== Available records
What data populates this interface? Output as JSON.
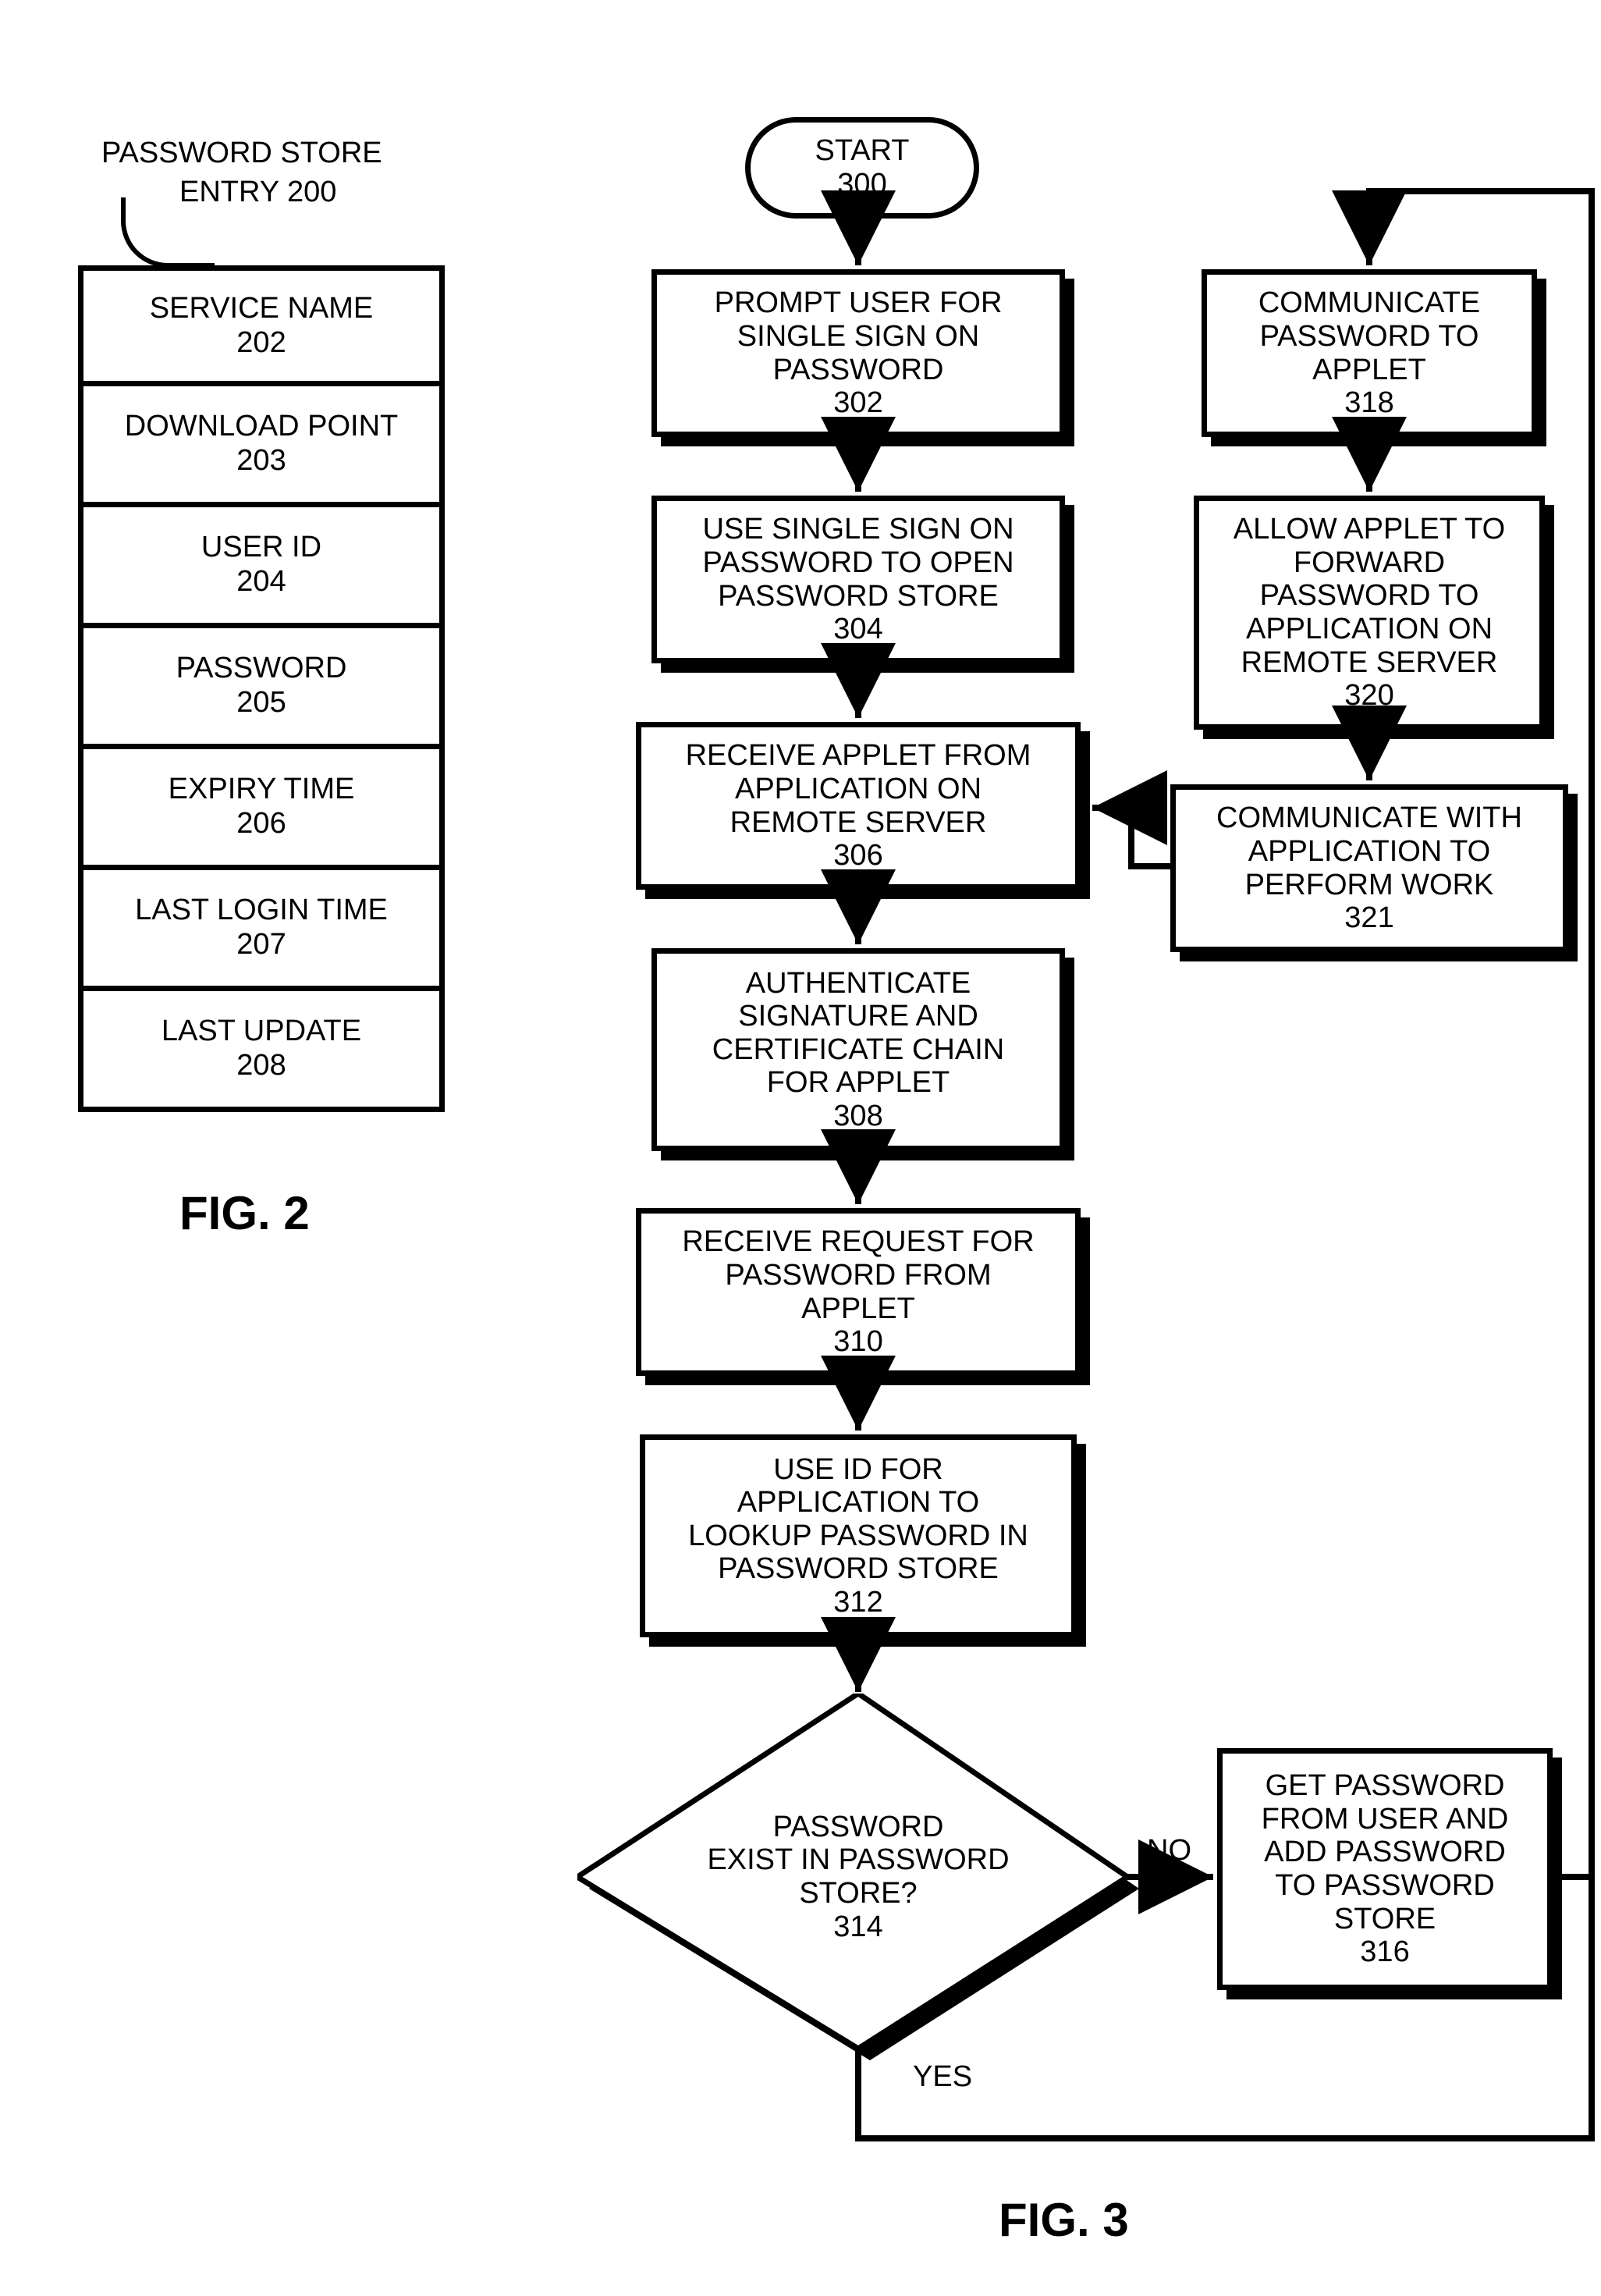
{
  "fig2": {
    "header_l1": "PASSWORD STORE",
    "header_l2": "ENTRY 200",
    "rows": [
      {
        "label": "SERVICE NAME",
        "ref": "202"
      },
      {
        "label": "DOWNLOAD POINT",
        "ref": "203"
      },
      {
        "label": "USER ID",
        "ref": "204"
      },
      {
        "label": "PASSWORD",
        "ref": "205"
      },
      {
        "label": "EXPIRY TIME",
        "ref": "206"
      },
      {
        "label": "LAST LOGIN TIME",
        "ref": "207"
      },
      {
        "label": "LAST UPDATE",
        "ref": "208"
      }
    ],
    "caption": "FIG. 2"
  },
  "fig3": {
    "start": {
      "label": "START",
      "ref": "300"
    },
    "n302": {
      "l1": "PROMPT USER FOR",
      "l2": "SINGLE SIGN ON",
      "l3": "PASSWORD",
      "ref": "302"
    },
    "n304": {
      "l1": "USE SINGLE SIGN ON",
      "l2": "PASSWORD TO OPEN",
      "l3": "PASSWORD STORE",
      "ref": "304"
    },
    "n306": {
      "l1": "RECEIVE APPLET FROM",
      "l2": "APPLICATION ON",
      "l3": "REMOTE SERVER",
      "ref": "306"
    },
    "n308": {
      "l1": "AUTHENTICATE",
      "l2": "SIGNATURE AND",
      "l3": "CERTIFICATE CHAIN",
      "l4": "FOR APPLET",
      "ref": "308"
    },
    "n310": {
      "l1": "RECEIVE REQUEST FOR",
      "l2": "PASSWORD FROM",
      "l3": "APPLET",
      "ref": "310"
    },
    "n312": {
      "l1": "USE ID FOR",
      "l2": "APPLICATION TO",
      "l3": "LOOKUP PASSWORD IN",
      "l4": "PASSWORD STORE",
      "ref": "312"
    },
    "d314": {
      "l1": "PASSWORD",
      "l2": "EXIST IN PASSWORD",
      "l3": "STORE?",
      "ref": "314"
    },
    "n316": {
      "l1": "GET PASSWORD",
      "l2": "FROM USER AND",
      "l3": "ADD PASSWORD",
      "l4": "TO PASSWORD",
      "l5": "STORE",
      "ref": "316"
    },
    "n318": {
      "l1": "COMMUNICATE",
      "l2": "PASSWORD TO",
      "l3": "APPLET",
      "ref": "318"
    },
    "n320": {
      "l1": "ALLOW APPLET TO",
      "l2": "FORWARD",
      "l3": "PASSWORD TO",
      "l4": "APPLICATION ON",
      "l5": "REMOTE SERVER",
      "ref": "320"
    },
    "n321": {
      "l1": "COMMUNICATE WITH",
      "l2": "APPLICATION TO",
      "l3": "PERFORM WORK",
      "ref": "321"
    },
    "no_label": "NO",
    "yes_label": "YES",
    "caption": "FIG. 3"
  }
}
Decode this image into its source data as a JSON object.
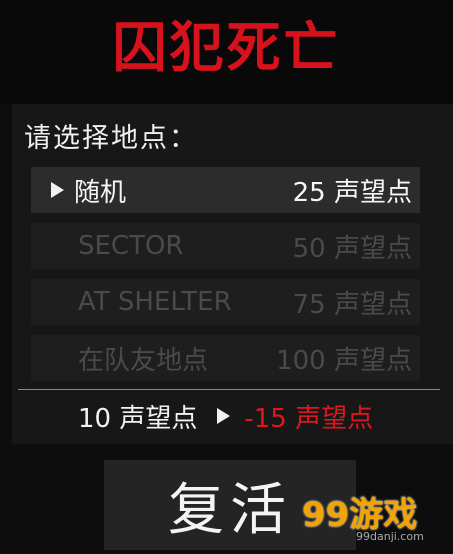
{
  "title": "囚犯死亡",
  "prompt": "请选择地点：",
  "options": [
    {
      "name": "随机",
      "cost": "25 声望点",
      "state": "selected"
    },
    {
      "name": "SECTOR",
      "cost": "50 声望点",
      "state": "disabled"
    },
    {
      "name": "AT SHELTER",
      "cost": "75 声望点",
      "state": "disabled"
    },
    {
      "name": "在队友地点",
      "cost": "100 声望点",
      "state": "disabled"
    }
  ],
  "balance": {
    "current": "10 声望点",
    "after": "-15 声望点"
  },
  "revive_button": "复活",
  "watermark": {
    "logo": "99游戏",
    "url": "99danji.com"
  },
  "colors": {
    "title": "#d8121c",
    "negative": "#e0161e",
    "background": "#0d0d0d"
  }
}
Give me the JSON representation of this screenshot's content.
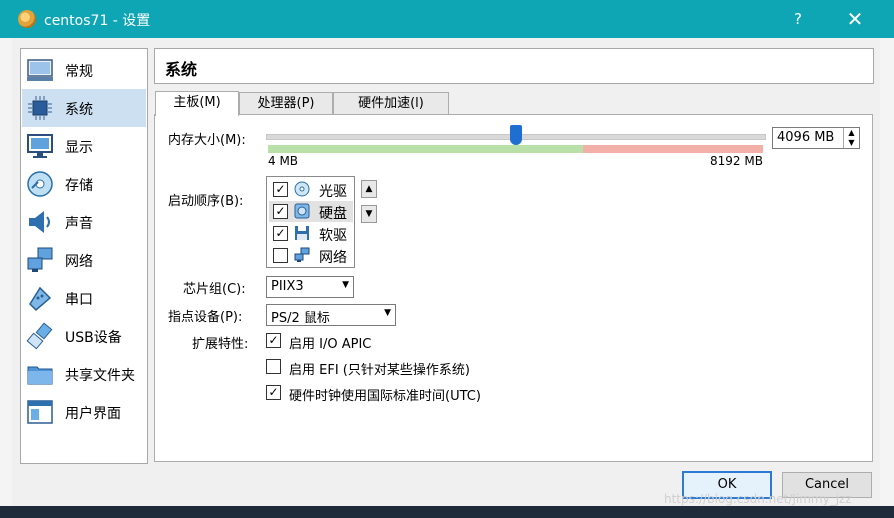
{
  "window": {
    "title": "centos71 - 设置",
    "help": "?",
    "close": "✕"
  },
  "sidebar": {
    "items": [
      {
        "label": "常规",
        "icon": "general-icon"
      },
      {
        "label": "系统",
        "icon": "system-chip-icon",
        "selected": true
      },
      {
        "label": "显示",
        "icon": "display-monitor-icon"
      },
      {
        "label": "存储",
        "icon": "storage-disk-icon"
      },
      {
        "label": "声音",
        "icon": "speaker-icon"
      },
      {
        "label": "网络",
        "icon": "network-icon"
      },
      {
        "label": "串口",
        "icon": "serial-port-icon"
      },
      {
        "label": "USB设备",
        "icon": "usb-icon"
      },
      {
        "label": "共享文件夹",
        "icon": "shared-folder-icon"
      },
      {
        "label": "用户界面",
        "icon": "user-interface-icon"
      }
    ]
  },
  "header": {
    "title": "系统"
  },
  "tabs": [
    {
      "label": "主板(M)",
      "active": true
    },
    {
      "label": "处理器(P)"
    },
    {
      "label": "硬件加速(l)"
    }
  ],
  "motherboard": {
    "memory_label": "内存大小(M):",
    "memory_value": "4096 MB",
    "memory_level_mb": 4096,
    "memory_min": "4 MB",
    "memory_max": "8192 MB",
    "boot_order_label": "启动顺序(B):",
    "boot_items": [
      {
        "label": "光驱",
        "checked": true,
        "icon": "optical-disc-icon"
      },
      {
        "label": "硬盘",
        "checked": true,
        "icon": "hard-disk-icon",
        "selected": true
      },
      {
        "label": "软驱",
        "checked": true,
        "icon": "floppy-icon"
      },
      {
        "label": "网络",
        "checked": false,
        "icon": "network-icon"
      }
    ],
    "chipset_label": "芯片组(C):",
    "chipset_value": "PIIX3",
    "pointing_label": "指点设备(P):",
    "pointing_value": "PS/2 鼠标",
    "extended_label": "扩展特性:",
    "features": [
      {
        "label": "启用 I/O APIC",
        "checked": true
      },
      {
        "label": "启用 EFI (只针对某些操作系统)",
        "checked": false
      },
      {
        "label": "硬件时钟使用国际标准时间(UTC)",
        "checked": true
      }
    ]
  },
  "footer": {
    "ok": "OK",
    "cancel": "Cancel",
    "watermark": "https://blog.csdn.net/Jimmy_jzz"
  }
}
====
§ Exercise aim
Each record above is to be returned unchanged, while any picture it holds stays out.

§ Solution for this exercise
What data populates this interface? Output as JSON.
{
  "fig2": {
    "header_l1": "PASSWORD STORE",
    "header_l2": "ENTRY 200",
    "rows": [
      {
        "label": "SERVICE NAME",
        "ref": "202"
      },
      {
        "label": "DOWNLOAD POINT",
        "ref": "203"
      },
      {
        "label": "USER ID",
        "ref": "204"
      },
      {
        "label": "PASSWORD",
        "ref": "205"
      },
      {
        "label": "EXPIRY TIME",
        "ref": "206"
      },
      {
        "label": "LAST LOGIN TIME",
        "ref": "207"
      },
      {
        "label": "LAST UPDATE",
        "ref": "208"
      }
    ],
    "caption": "FIG. 2"
  },
  "fig3": {
    "start": {
      "label": "START",
      "ref": "300"
    },
    "n302": {
      "l1": "PROMPT USER FOR",
      "l2": "SINGLE SIGN ON",
      "l3": "PASSWORD",
      "ref": "302"
    },
    "n304": {
      "l1": "USE SINGLE SIGN ON",
      "l2": "PASSWORD TO OPEN",
      "l3": "PASSWORD STORE",
      "ref": "304"
    },
    "n306": {
      "l1": "RECEIVE APPLET FROM",
      "l2": "APPLICATION ON",
      "l3": "REMOTE SERVER",
      "ref": "306"
    },
    "n308": {
      "l1": "AUTHENTICATE",
      "l2": "SIGNATURE AND",
      "l3": "CERTIFICATE CHAIN",
      "l4": "FOR APPLET",
      "ref": "308"
    },
    "n310": {
      "l1": "RECEIVE REQUEST FOR",
      "l2": "PASSWORD FROM",
      "l3": "APPLET",
      "ref": "310"
    },
    "n312": {
      "l1": "USE ID FOR",
      "l2": "APPLICATION TO",
      "l3": "LOOKUP PASSWORD IN",
      "l4": "PASSWORD STORE",
      "ref": "312"
    },
    "d314": {
      "l1": "PASSWORD",
      "l2": "EXIST IN PASSWORD",
      "l3": "STORE?",
      "ref": "314"
    },
    "n316": {
      "l1": "GET PASSWORD",
      "l2": "FROM USER AND",
      "l3": "ADD PASSWORD",
      "l4": "TO PASSWORD",
      "l5": "STORE",
      "ref": "316"
    },
    "n318": {
      "l1": "COMMUNICATE",
      "l2": "PASSWORD TO",
      "l3": "APPLET",
      "ref": "318"
    },
    "n320": {
      "l1": "ALLOW APPLET TO",
      "l2": "FORWARD",
      "l3": "PASSWORD TO",
      "l4": "APPLICATION ON",
      "l5": "REMOTE SERVER",
      "ref": "320"
    },
    "n321": {
      "l1": "COMMUNICATE WITH",
      "l2": "APPLICATION TO",
      "l3": "PERFORM WORK",
      "ref": "321"
    },
    "no_label": "NO",
    "yes_label": "YES",
    "caption": "FIG. 3"
  }
}
Decode this image into its source data as a JSON object.
{
  "title": "囚犯死亡",
  "prompt": "请选择地点：",
  "options": [
    {
      "name": "随机",
      "cost": "25 声望点",
      "state": "selected"
    },
    {
      "name": "SECTOR",
      "cost": "50 声望点",
      "state": "disabled"
    },
    {
      "name": "AT SHELTER",
      "cost": "75 声望点",
      "state": "disabled"
    },
    {
      "name": "在队友地点",
      "cost": "100 声望点",
      "state": "disabled"
    }
  ],
  "balance": {
    "current": "10 声望点",
    "after": "-15 声望点"
  },
  "revive_button": "复活",
  "watermark": {
    "logo": "99游戏",
    "url": "99danji.com"
  },
  "colors": {
    "title": "#d8121c",
    "negative": "#e0161e",
    "background": "#0d0d0d"
  }
}
Give me the JSON representation of this screenshot's content.
{
  "window": {
    "title": "centos71 - 设置",
    "help": "?",
    "close": "✕"
  },
  "sidebar": {
    "items": [
      {
        "label": "常规",
        "icon": "general-icon"
      },
      {
        "label": "系统",
        "icon": "system-chip-icon",
        "selected": true
      },
      {
        "label": "显示",
        "icon": "display-monitor-icon"
      },
      {
        "label": "存储",
        "icon": "storage-disk-icon"
      },
      {
        "label": "声音",
        "icon": "speaker-icon"
      },
      {
        "label": "网络",
        "icon": "network-icon"
      },
      {
        "label": "串口",
        "icon": "serial-port-icon"
      },
      {
        "label": "USB设备",
        "icon": "usb-icon"
      },
      {
        "label": "共享文件夹",
        "icon": "shared-folder-icon"
      },
      {
        "label": "用户界面",
        "icon": "user-interface-icon"
      }
    ]
  },
  "header": {
    "title": "系统"
  },
  "tabs": [
    {
      "label": "主板(M)",
      "active": true
    },
    {
      "label": "处理器(P)"
    },
    {
      "label": "硬件加速(l)"
    }
  ],
  "motherboard": {
    "memory_label": "内存大小(M):",
    "memory_value": "4096 MB",
    "memory_level_mb": 4096,
    "memory_min": "4 MB",
    "memory_max": "8192 MB",
    "boot_order_label": "启动顺序(B):",
    "boot_items": [
      {
        "label": "光驱",
        "checked": true,
        "icon": "optical-disc-icon"
      },
      {
        "label": "硬盘",
        "checked": true,
        "icon": "hard-disk-icon",
        "selected": true
      },
      {
        "label": "软驱",
        "checked": true,
        "icon": "floppy-icon"
      },
      {
        "label": "网络",
        "checked": false,
        "icon": "network-icon"
      }
    ],
    "chipset_label": "芯片组(C):",
    "chipset_value": "PIIX3",
    "pointing_label": "指点设备(P):",
    "pointing_value": "PS/2 鼠标",
    "extended_label": "扩展特性:",
    "features": [
      {
        "label": "启用 I/O APIC",
        "checked": true
      },
      {
        "label": "启用 EFI (只针对某些操作系统)",
        "checked": false
      },
      {
        "label": "硬件时钟使用国际标准时间(UTC)",
        "checked": true
      }
    ]
  },
  "footer": {
    "ok": "OK",
    "cancel": "Cancel",
    "watermark": "https://blog.csdn.net/Jimmy_jzz"
  }
}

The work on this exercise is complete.